Exercise prompt: Leaving out the pictures, write the following records exactly as they read.

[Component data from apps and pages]
........
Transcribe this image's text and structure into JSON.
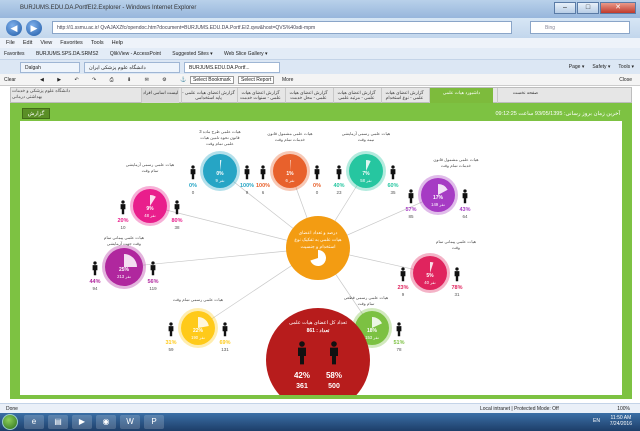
{
  "window": {
    "title": "BURJUMS.EDU.DA.PortfEI2.Explorer - Windows Internet Explorer",
    "close_symbol": "✕",
    "min_symbol": "–",
    "max_symbol": "□"
  },
  "address": {
    "url": "http://i1.ssmu.ac.ir/ QvAJAXZfc/opendoc.htm?document=BURJUMS.EDU.DA.Portf.EI2.qvw&host=QVS%40sdi-mpm",
    "search_placeholder": "Bing"
  },
  "menu": [
    "File",
    "Edit",
    "View",
    "Favorites",
    "Tools",
    "Help"
  ],
  "favorites": [
    "Favorites",
    "BURJUMS.SPS.DA.SRMS2",
    "QlikView - AccessPoint",
    "Suggested Sites ▾",
    "Web Slice Gallery ▾"
  ],
  "ie_tabs": [
    "Dalgah",
    "دانشگاه علوم پزشکی ایران",
    "BURJUMS.EDU.DA.Portf..."
  ],
  "command_bar": [
    "Page ▾",
    "Safety ▾",
    "Tools ▾"
  ],
  "report_bar": {
    "clear": "Clear",
    "bookmark": "Select Bookmark",
    "report": "Select Report",
    "more": "More",
    "close": "Close"
  },
  "app_tabs": [
    {
      "label": "صفحه نخست",
      "state": "normal"
    },
    {
      "label": "داشبورد هیات علمی",
      "state": "active"
    },
    {
      "label": "گزارش اعضای هیات علمی - نوع استخدام",
      "state": "normal"
    },
    {
      "label": "گزارش اعضای هیات علمی - مرتبه علمی",
      "state": "normal"
    },
    {
      "label": "گزارش اعضای هیات علمی - محل خدمت",
      "state": "normal"
    },
    {
      "label": "گزارش اعضای هیات علمی - سنوات خدمت",
      "state": "normal"
    },
    {
      "label": "گزارش اعضای هیات علمی - پایه استخدامی",
      "state": "normal"
    },
    {
      "label": "لیست اسامی افراد",
      "state": "dim"
    }
  ],
  "logo_text": "دانشگاه علوم پزشکی و خدمات بهداشتی درمانی",
  "report_button": "گزارش",
  "datetime": "آخرین زمان بروز رسانی: 93/05/1395 ساعت 09:12:25",
  "center": {
    "text": "درصد و تعداد اعضای هیات علمی به تفکیک نوع استخدام و جنسیت",
    "color": "#f39c12"
  },
  "total": {
    "title": "تعداد کل اعضای هیات علمی",
    "count_label": "تعداد : 861",
    "female_pct": "42%",
    "male_pct": "58%",
    "female_n": "361",
    "male_n": "500",
    "color": "#b71c1c"
  },
  "nodes": [
    {
      "label": "هیات علمی رسمی آزمایشی تمام وقت",
      "pct": "9%",
      "n": "48",
      "pctL": "20%",
      "pctR": "80%",
      "nL": "10",
      "nR": "38",
      "color": "#e91e8c",
      "angle": 0.09
    },
    {
      "label": "هیات علمی طرح ماده 3 قانون نحوه تامین هیات علمی تمام وقت",
      "pct": "0%",
      "n": "9",
      "pctL": "0%",
      "pctR": "100%",
      "nL": "0",
      "nR": "9",
      "color": "#26a5c5",
      "angle": 0.02
    },
    {
      "label": "هیات علمی مشمول قانون خدمات تمام وقت",
      "pct": "1%",
      "n": "6",
      "pctL": "100%",
      "pctR": "0%",
      "nL": "6",
      "nR": "0",
      "color": "#e8612c",
      "angle": 0.01
    },
    {
      "label": "هیات علمی رسمی آزمایشی نیمه وقت",
      "pct": "7%",
      "n": "58",
      "pctL": "40%",
      "pctR": "60%",
      "nL": "23",
      "nR": "35",
      "color": "#26c6a0",
      "angle": 0.07
    },
    {
      "label": "هیات علمی مشمول قانون خدمات تمام وقت",
      "pct": "17%",
      "n": "149",
      "pctL": "57%",
      "pctR": "43%",
      "nL": "85",
      "nR": "64",
      "color": "#a63bc4",
      "angle": 0.17
    },
    {
      "label": "هیات علمی پیمانی تمام وقت",
      "pct": "5%",
      "n": "40",
      "pctL": "23%",
      "pctR": "78%",
      "nL": "9",
      "nR": "31",
      "color": "#e0245e",
      "angle": 0.05
    },
    {
      "label": "هیات علمی رسمی قطعی تمام وقت",
      "pct": "18%",
      "n": "153",
      "pctL": "49%",
      "pctR": "51%",
      "nL": "75",
      "nR": "78",
      "color": "#7cc142",
      "angle": 0.18
    },
    {
      "label": "هیات علمی رسمی تمام وقت",
      "pct": "22%",
      "n": "190",
      "pctL": "31%",
      "pctR": "69%",
      "nL": "59",
      "nR": "131",
      "color": "#ffca1a",
      "angle": 0.22
    },
    {
      "label": "هیات علمی پیمانی تمام وقت جهت آزمایشی",
      "pct": "25%",
      "n": "213",
      "pctL": "44%",
      "pctR": "56%",
      "nL": "94",
      "nR": "119",
      "color": "#b0279e",
      "angle": 0.25
    }
  ],
  "status": {
    "left": "Done",
    "zone": "Local intranet | Protected Mode: Off",
    "zoom": "100%"
  },
  "taskbar": {
    "time": "11:50 AM",
    "date": "7/24/2016",
    "lang": "EN"
  }
}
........
Solution to the problem:
Transcribe this image's text and structure into JSON.
{
  "window": {
    "title": "BURJUMS.EDU.DA.PortfEI2.Explorer - Windows Internet Explorer",
    "close_symbol": "✕",
    "min_symbol": "–",
    "max_symbol": "□"
  },
  "address": {
    "url": "http://i1.ssmu.ac.ir/ QvAJAXZfc/opendoc.htm?document=BURJUMS.EDU.DA.Portf.EI2.qvw&host=QVS%40sdi-mpm",
    "search_placeholder": "Bing"
  },
  "menu": [
    "File",
    "Edit",
    "View",
    "Favorites",
    "Tools",
    "Help"
  ],
  "favorites": [
    "Favorites",
    "BURJUMS.SPS.DA.SRMS2",
    "QlikView - AccessPoint",
    "Suggested Sites ▾",
    "Web Slice Gallery ▾"
  ],
  "ie_tabs": [
    "Dalgah",
    "دانشگاه علوم پزشکی ایران",
    "BURJUMS.EDU.DA.Portf..."
  ],
  "command_bar": [
    "Page ▾",
    "Safety ▾",
    "Tools ▾"
  ],
  "report_bar": {
    "clear": "Clear",
    "bookmark": "Select Bookmark",
    "report": "Select Report",
    "more": "More",
    "close": "Close"
  },
  "app_tabs": [
    {
      "label": "صفحه نخست",
      "state": "normal"
    },
    {
      "label": "داشبورد هیات علمی",
      "state": "active"
    },
    {
      "label": "گزارش اعضای هیات علمی - نوع استخدام",
      "state": "normal"
    },
    {
      "label": "گزارش اعضای هیات علمی - مرتبه علمی",
      "state": "normal"
    },
    {
      "label": "گزارش اعضای هیات علمی - محل خدمت",
      "state": "normal"
    },
    {
      "label": "گزارش اعضای هیات علمی - سنوات خدمت",
      "state": "normal"
    },
    {
      "label": "گزارش اعضای هیات علمی - پایه استخدامی",
      "state": "normal"
    },
    {
      "label": "لیست اسامی افراد",
      "state": "dim"
    }
  ],
  "logo_text": "دانشگاه علوم پزشکی و خدمات بهداشتی درمانی",
  "report_button": "گزارش",
  "datetime": "آخرین زمان بروز رسانی: 93/05/1395 ساعت 09:12:25",
  "center": {
    "text": "درصد و تعداد اعضای هیات علمی به تفکیک نوع استخدام و جنسیت",
    "color": "#f39c12"
  },
  "total": {
    "title": "تعداد کل اعضای هیات علمی",
    "count_label": "تعداد : 861",
    "female_pct": "42%",
    "male_pct": "58%",
    "female_n": "361",
    "male_n": "500",
    "color": "#b71c1c"
  },
  "nodes": [
    {
      "label": "هیات علمی رسمی آزمایشی تمام وقت",
      "pct": "9%",
      "n": "48",
      "pctL": "20%",
      "pctR": "80%",
      "nL": "10",
      "nR": "38",
      "color": "#e91e8c",
      "angle": 0.09
    },
    {
      "label": "هیات علمی طرح ماده 3 قانون نحوه تامین هیات علمی تمام وقت",
      "pct": "0%",
      "n": "9",
      "pctL": "0%",
      "pctR": "100%",
      "nL": "0",
      "nR": "9",
      "color": "#26a5c5",
      "angle": 0.02
    },
    {
      "label": "هیات علمی مشمول قانون خدمات تمام وقت",
      "pct": "1%",
      "n": "6",
      "pctL": "100%",
      "pctR": "0%",
      "nL": "6",
      "nR": "0",
      "color": "#e8612c",
      "angle": 0.01
    },
    {
      "label": "هیات علمی رسمی آزمایشی نیمه وقت",
      "pct": "7%",
      "n": "58",
      "pctL": "40%",
      "pctR": "60%",
      "nL": "23",
      "nR": "35",
      "color": "#26c6a0",
      "angle": 0.07
    },
    {
      "label": "هیات علمی مشمول قانون خدمات تمام وقت",
      "pct": "17%",
      "n": "149",
      "pctL": "57%",
      "pctR": "43%",
      "nL": "85",
      "nR": "64",
      "color": "#a63bc4",
      "angle": 0.17
    },
    {
      "label": "هیات علمی پیمانی تمام وقت",
      "pct": "5%",
      "n": "40",
      "pctL": "23%",
      "pctR": "78%",
      "nL": "9",
      "nR": "31",
      "color": "#e0245e",
      "angle": 0.05
    },
    {
      "label": "هیات علمی رسمی قطعی تمام وقت",
      "pct": "18%",
      "n": "153",
      "pctL": "49%",
      "pctR": "51%",
      "nL": "75",
      "nR": "78",
      "color": "#7cc142",
      "angle": 0.18
    },
    {
      "label": "هیات علمی رسمی تمام وقت",
      "pct": "22%",
      "n": "190",
      "pctL": "31%",
      "pctR": "69%",
      "nL": "59",
      "nR": "131",
      "color": "#ffca1a",
      "angle": 0.22
    },
    {
      "label": "هیات علمی پیمانی تمام وقت جهت آزمایشی",
      "pct": "25%",
      "n": "213",
      "pctL": "44%",
      "pctR": "56%",
      "nL": "94",
      "nR": "119",
      "color": "#b0279e",
      "angle": 0.25
    }
  ],
  "status": {
    "left": "Done",
    "zone": "Local intranet | Protected Mode: Off",
    "zoom": "100%"
  },
  "taskbar": {
    "time": "11:50 AM",
    "date": "7/24/2016",
    "lang": "EN"
  }
}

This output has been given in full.